[Dataset entries]
◇ ◇ ◇ ◇

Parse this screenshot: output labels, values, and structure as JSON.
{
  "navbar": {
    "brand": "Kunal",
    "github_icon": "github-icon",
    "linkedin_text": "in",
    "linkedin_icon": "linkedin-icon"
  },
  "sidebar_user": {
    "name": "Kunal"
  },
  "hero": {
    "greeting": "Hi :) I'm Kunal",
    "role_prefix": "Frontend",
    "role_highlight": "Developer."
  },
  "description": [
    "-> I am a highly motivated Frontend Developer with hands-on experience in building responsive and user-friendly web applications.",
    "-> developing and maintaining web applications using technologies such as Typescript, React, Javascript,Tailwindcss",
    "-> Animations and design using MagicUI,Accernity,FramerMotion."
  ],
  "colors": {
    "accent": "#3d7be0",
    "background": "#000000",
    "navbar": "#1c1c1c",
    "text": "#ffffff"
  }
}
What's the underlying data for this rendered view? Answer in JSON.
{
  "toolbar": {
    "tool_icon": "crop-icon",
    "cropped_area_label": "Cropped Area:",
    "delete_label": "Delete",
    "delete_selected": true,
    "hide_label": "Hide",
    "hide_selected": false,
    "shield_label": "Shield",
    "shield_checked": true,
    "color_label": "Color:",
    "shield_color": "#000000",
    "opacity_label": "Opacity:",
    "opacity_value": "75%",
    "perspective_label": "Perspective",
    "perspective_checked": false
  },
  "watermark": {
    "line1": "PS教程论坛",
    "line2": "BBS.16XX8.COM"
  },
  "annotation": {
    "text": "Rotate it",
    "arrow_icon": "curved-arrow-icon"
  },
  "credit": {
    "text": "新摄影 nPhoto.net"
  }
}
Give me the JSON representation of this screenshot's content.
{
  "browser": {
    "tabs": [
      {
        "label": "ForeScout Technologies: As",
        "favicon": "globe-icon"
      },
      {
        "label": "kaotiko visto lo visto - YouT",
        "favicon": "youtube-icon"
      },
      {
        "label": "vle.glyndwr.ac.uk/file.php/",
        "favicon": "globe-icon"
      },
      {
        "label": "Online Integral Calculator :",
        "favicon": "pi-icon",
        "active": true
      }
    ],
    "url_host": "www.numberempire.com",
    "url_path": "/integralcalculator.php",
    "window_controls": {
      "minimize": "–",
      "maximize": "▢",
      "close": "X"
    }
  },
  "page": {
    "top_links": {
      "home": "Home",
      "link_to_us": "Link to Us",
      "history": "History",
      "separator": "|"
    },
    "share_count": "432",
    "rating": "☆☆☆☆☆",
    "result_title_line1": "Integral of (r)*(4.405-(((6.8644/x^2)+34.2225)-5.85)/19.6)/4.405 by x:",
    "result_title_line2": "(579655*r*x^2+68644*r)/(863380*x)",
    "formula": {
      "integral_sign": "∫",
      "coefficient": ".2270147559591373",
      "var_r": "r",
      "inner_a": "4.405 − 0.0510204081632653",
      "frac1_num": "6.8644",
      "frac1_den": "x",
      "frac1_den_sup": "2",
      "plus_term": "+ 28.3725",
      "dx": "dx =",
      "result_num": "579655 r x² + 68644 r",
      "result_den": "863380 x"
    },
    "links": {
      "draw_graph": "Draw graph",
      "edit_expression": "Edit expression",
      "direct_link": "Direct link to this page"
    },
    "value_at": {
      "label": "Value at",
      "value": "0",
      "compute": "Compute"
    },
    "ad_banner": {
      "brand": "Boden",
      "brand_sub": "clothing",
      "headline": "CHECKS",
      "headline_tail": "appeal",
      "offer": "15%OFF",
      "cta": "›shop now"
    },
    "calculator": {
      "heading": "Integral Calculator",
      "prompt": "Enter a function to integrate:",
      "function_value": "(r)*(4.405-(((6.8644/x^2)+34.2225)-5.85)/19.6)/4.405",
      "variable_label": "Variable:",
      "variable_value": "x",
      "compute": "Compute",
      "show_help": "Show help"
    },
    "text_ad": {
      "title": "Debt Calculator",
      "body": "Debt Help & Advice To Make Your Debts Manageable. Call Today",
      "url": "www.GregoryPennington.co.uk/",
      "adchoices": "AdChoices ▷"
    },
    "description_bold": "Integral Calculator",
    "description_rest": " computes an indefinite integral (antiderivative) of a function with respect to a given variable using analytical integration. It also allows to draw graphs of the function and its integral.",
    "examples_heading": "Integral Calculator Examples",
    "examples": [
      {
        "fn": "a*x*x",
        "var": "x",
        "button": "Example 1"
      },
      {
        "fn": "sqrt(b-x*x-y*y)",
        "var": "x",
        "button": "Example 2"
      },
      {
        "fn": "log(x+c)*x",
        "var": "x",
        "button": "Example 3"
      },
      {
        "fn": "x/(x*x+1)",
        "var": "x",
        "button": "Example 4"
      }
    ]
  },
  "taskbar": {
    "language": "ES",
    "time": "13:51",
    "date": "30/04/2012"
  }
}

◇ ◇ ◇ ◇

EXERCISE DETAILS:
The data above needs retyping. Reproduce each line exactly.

EXERCISE RESPONSE:
Parse this screenshot: output labels, values, and structure as JSON.
{
  "navbar": {
    "brand": "Kunal",
    "github_icon": "github-icon",
    "linkedin_text": "in",
    "linkedin_icon": "linkedin-icon"
  },
  "sidebar_user": {
    "name": "Kunal"
  },
  "hero": {
    "greeting": "Hi :) I'm Kunal",
    "role_prefix": "Frontend",
    "role_highlight": "Developer."
  },
  "description": [
    "-> I am a highly motivated Frontend Developer with hands-on experience in building responsive and user-friendly web applications.",
    "-> developing and maintaining web applications using technologies such as Typescript, React, Javascript,Tailwindcss",
    "-> Animations and design using MagicUI,Accernity,FramerMotion."
  ],
  "colors": {
    "accent": "#3d7be0",
    "background": "#000000",
    "navbar": "#1c1c1c",
    "text": "#ffffff"
  }
}
What's the underlying data for this rendered view? Answer in JSON.
{
  "toolbar": {
    "tool_icon": "crop-icon",
    "cropped_area_label": "Cropped Area:",
    "delete_label": "Delete",
    "delete_selected": true,
    "hide_label": "Hide",
    "hide_selected": false,
    "shield_label": "Shield",
    "shield_checked": true,
    "color_label": "Color:",
    "shield_color": "#000000",
    "opacity_label": "Opacity:",
    "opacity_value": "75%",
    "perspective_label": "Perspective",
    "perspective_checked": false
  },
  "watermark": {
    "line1": "PS教程论坛",
    "line2": "BBS.16XX8.COM"
  },
  "annotation": {
    "text": "Rotate it",
    "arrow_icon": "curved-arrow-icon"
  },
  "credit": {
    "text": "新摄影 nPhoto.net"
  }
}
Give me the JSON representation of this screenshot's content.
{
  "browser": {
    "tabs": [
      {
        "label": "ForeScout Technologies: As",
        "favicon": "globe-icon"
      },
      {
        "label": "kaotiko visto lo visto - YouT",
        "favicon": "youtube-icon"
      },
      {
        "label": "vle.glyndwr.ac.uk/file.php/",
        "favicon": "globe-icon"
      },
      {
        "label": "Online Integral Calculator :",
        "favicon": "pi-icon",
        "active": true
      }
    ],
    "url_host": "www.numberempire.com",
    "url_path": "/integralcalculator.php",
    "window_controls": {
      "minimize": "–",
      "maximize": "▢",
      "close": "X"
    }
  },
  "page": {
    "top_links": {
      "home": "Home",
      "link_to_us": "Link to Us",
      "history": "History",
      "separator": "|"
    },
    "share_count": "432",
    "rating": "☆☆☆☆☆",
    "result_title_line1": "Integral of (r)*(4.405-(((6.8644/x^2)+34.2225)-5.85)/19.6)/4.405 by x:",
    "result_title_line2": "(579655*r*x^2+68644*r)/(863380*x)",
    "formula": {
      "integral_sign": "∫",
      "coefficient": ".2270147559591373",
      "var_r": "r",
      "inner_a": "4.405 − 0.0510204081632653",
      "frac1_num": "6.8644",
      "frac1_den": "x",
      "frac1_den_sup": "2",
      "plus_term": "+ 28.3725",
      "dx": "dx =",
      "result_num": "579655 r x² + 68644 r",
      "result_den": "863380 x"
    },
    "links": {
      "draw_graph": "Draw graph",
      "edit_expression": "Edit expression",
      "direct_link": "Direct link to this page"
    },
    "value_at": {
      "label": "Value at",
      "value": "0",
      "compute": "Compute"
    },
    "ad_banner": {
      "brand": "Boden",
      "brand_sub": "clothing",
      "headline": "CHECKS",
      "headline_tail": "appeal",
      "offer": "15%OFF",
      "cta": "›shop now"
    },
    "calculator": {
      "heading": "Integral Calculator",
      "prompt": "Enter a function to integrate:",
      "function_value": "(r)*(4.405-(((6.8644/x^2)+34.2225)-5.85)/19.6)/4.405",
      "variable_label": "Variable:",
      "variable_value": "x",
      "compute": "Compute",
      "show_help": "Show help"
    },
    "text_ad": {
      "title": "Debt Calculator",
      "body": "Debt Help & Advice To Make Your Debts Manageable. Call Today",
      "url": "www.GregoryPennington.co.uk/",
      "adchoices": "AdChoices ▷"
    },
    "description_bold": "Integral Calculator",
    "description_rest": " computes an indefinite integral (antiderivative) of a function with respect to a given variable using analytical integration. It also allows to draw graphs of the function and its integral.",
    "examples_heading": "Integral Calculator Examples",
    "examples": [
      {
        "fn": "a*x*x",
        "var": "x",
        "button": "Example 1"
      },
      {
        "fn": "sqrt(b-x*x-y*y)",
        "var": "x",
        "button": "Example 2"
      },
      {
        "fn": "log(x+c)*x",
        "var": "x",
        "button": "Example 3"
      },
      {
        "fn": "x/(x*x+1)",
        "var": "x",
        "button": "Example 4"
      }
    ]
  },
  "taskbar": {
    "language": "ES",
    "time": "13:51",
    "date": "30/04/2012"
  }
}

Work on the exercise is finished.